English offers a disciplinary major, a B.A., and a disciplinary minor.
If you'd like to view a full listing of our course options in English or any other subject, please visit the Online Course Catalogue.
disciplinary, 12 courses
ENG 200; 10 courses; a capstone experience. Of the 10 electives, four should be at the 300-level or above. Up to three courses may be taken outside the department and may count towards the major and the fulfillment of requirements, with permission of the adviser. Requirements include the following areas: one Early Period course; one American Literature; one Global Literature; one UK/European Literature; two Literary History. (A single course may fulfill more than one requirement.)

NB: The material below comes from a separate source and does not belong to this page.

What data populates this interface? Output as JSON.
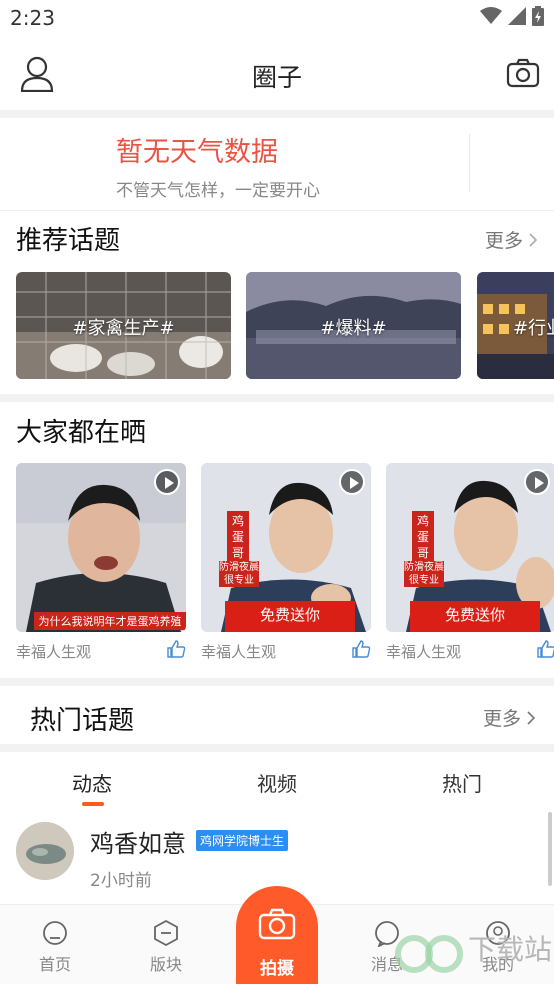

Concentrations may be defined by literary history, genre or field of study. A genre concentration could, for example, include three courses on poetry, while a literary history concentration might provide an overview of literary history, or focus on one particular era. Field of study concentrations in creative writing, film studies or theory are options for students with particular interest in those areas.
disciplinary, 6 courses
Introductory Requirement (ENG 200); two courses at the 300-level or above; three additional courses, one of which may be from outside of the department with permission of the adviser.
Our students choose from a variety of introductory and advanced courses, each designed to provide students with an understanding of critical literary, textual analysis and writing.
Below, you'll find a sampling of some of our most popular classes, as well as suggestions for making English a part of your larger interdisciplinary experience at Hobart and William Smith Colleges.
Explore the issue of whether an author's gender defines his or her voice, through a series of theoretical and literary readings by authors who challenge prevailing notions of gendered authorship, and complete a series of analytical and creative writing assignments in response to these works. Continue examining the role that gender plays in society by enrolling in SOC 226, Sociology of Sex and Gender.
Read screenplays and study the films that have been made from them, while paying special attention to elements of story, structure, character development and techniques for turning written text into moving images. Discover the art involved with the methods, materials and history of imaging in ART 165 Introduction to Imaging.
Study Shakespeare from an evolutionary perspective and explore how Shakespeare plays have been appropriated and repurposed over the past four hundred years. What makes Shakespeare so adaptable? How do different cultures and different eras make their mark on Shakespeare by means of adaptation? And how can we determine where "Shakespeare" stops and where "adaptation" begins on this continuum? Learn more about how adaptation relates to people groups by enrolling in ANTH 205 Race, Class and Ethnicity.